American Football’s original triumph, on their 1999 self-titled debut, was to reunite two shy siblings: emo and post-rock. It was a pioneering album where lyrical clarity was obscured and complicated by the stealth musical textures surrounding it.
Like Slint’s Spiderland, or Codeine’s The White Birch, even Talk Talk’s Laughing Stock, American Football asked far more questions than it cared to answer. But there wasn’t a band around anymore to explain it, anyway. The three young men who made the album — Mike Kinsella, Steve Holmes, and Steve Lamos — split up pretty much on its release.
Fifteen years later, American Football reunited (now as a four-piece, with the addition of Nate Kinsella). They played far larger shows than in their original incarnation and recorded their long-anticipated second album, 2016’s American Football (LP2). The release was widely praised, but the band members still felt like their best work was yet to come.

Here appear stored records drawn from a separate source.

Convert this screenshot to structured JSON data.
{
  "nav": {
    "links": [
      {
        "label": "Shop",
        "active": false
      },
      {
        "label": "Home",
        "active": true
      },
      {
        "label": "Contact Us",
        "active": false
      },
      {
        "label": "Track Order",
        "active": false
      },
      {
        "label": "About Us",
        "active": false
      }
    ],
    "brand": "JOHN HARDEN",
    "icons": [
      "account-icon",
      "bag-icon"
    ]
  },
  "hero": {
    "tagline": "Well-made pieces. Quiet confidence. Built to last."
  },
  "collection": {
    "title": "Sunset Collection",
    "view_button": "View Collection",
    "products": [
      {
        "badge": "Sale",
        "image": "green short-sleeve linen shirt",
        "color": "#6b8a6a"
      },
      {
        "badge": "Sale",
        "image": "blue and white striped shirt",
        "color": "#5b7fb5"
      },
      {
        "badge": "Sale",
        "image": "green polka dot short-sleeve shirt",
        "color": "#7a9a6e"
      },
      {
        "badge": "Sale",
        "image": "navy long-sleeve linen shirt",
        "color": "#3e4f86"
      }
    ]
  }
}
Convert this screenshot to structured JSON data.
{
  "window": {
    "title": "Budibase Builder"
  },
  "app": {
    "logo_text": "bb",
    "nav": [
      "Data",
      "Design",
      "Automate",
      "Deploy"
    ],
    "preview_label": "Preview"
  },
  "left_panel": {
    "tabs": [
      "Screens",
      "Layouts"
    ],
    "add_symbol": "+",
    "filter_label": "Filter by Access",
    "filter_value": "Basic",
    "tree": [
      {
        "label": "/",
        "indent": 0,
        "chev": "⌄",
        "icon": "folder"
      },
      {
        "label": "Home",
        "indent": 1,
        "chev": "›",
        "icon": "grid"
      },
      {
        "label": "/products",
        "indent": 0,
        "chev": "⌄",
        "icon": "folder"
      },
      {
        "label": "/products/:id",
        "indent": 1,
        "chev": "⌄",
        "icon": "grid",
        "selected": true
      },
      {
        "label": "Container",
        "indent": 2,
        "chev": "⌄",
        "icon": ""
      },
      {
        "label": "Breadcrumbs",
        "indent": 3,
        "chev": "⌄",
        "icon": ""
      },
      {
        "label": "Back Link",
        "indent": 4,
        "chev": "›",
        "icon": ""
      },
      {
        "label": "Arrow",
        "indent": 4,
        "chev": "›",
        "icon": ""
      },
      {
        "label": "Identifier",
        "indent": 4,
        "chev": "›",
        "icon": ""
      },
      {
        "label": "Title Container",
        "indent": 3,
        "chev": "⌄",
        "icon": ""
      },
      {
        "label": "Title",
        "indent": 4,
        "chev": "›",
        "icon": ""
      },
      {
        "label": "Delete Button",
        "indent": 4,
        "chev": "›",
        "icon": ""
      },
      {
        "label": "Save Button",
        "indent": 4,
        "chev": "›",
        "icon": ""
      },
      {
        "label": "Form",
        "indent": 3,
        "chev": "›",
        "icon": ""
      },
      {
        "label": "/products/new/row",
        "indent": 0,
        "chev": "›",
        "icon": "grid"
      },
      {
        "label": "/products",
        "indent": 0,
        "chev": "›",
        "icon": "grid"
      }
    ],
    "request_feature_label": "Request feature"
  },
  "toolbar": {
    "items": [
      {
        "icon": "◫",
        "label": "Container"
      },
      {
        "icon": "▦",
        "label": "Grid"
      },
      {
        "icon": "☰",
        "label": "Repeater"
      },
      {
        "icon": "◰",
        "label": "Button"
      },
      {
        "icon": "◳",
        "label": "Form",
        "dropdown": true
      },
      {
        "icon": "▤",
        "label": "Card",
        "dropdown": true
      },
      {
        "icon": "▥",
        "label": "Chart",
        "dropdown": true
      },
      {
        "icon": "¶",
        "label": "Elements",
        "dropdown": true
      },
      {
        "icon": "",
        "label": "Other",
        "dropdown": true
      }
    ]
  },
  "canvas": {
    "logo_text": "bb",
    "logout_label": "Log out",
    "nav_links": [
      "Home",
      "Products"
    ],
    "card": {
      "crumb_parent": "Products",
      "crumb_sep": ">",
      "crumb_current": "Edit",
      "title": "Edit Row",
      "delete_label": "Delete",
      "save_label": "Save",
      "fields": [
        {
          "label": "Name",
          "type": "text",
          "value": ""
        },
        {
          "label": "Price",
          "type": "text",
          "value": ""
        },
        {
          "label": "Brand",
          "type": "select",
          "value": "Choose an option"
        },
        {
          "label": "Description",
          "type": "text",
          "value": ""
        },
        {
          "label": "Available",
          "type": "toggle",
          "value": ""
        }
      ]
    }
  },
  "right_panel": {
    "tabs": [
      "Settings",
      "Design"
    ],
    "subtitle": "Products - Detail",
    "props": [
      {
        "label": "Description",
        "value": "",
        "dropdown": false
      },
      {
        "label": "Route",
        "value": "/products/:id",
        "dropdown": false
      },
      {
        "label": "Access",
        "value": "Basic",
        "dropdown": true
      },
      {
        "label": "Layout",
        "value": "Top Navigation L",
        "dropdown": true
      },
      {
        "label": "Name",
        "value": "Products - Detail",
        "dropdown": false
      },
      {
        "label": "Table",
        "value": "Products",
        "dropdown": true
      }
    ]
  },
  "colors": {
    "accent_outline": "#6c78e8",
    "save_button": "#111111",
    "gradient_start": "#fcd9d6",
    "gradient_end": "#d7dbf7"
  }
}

Enter American Football (LP3). ‘We put a lot of time and a lot of energy into it,’ says Mike. ‘We were all thoughtful about what we wanted to put out there. Last time, it was figuring out how to use all of our different arms. This time, we were like — Ok we have these arms, let’s use them.’ The band used the same producer, Jason Cupp, and recorded the album at the same studio (Arc Studios in Omaha, Nebraska) as its predecessor — yet they approached it in a markedly different way. There was a determination to let the songs breathe, to trust in ideas finding their own pace. The final result is a definite, and deliberate, stretching of the band.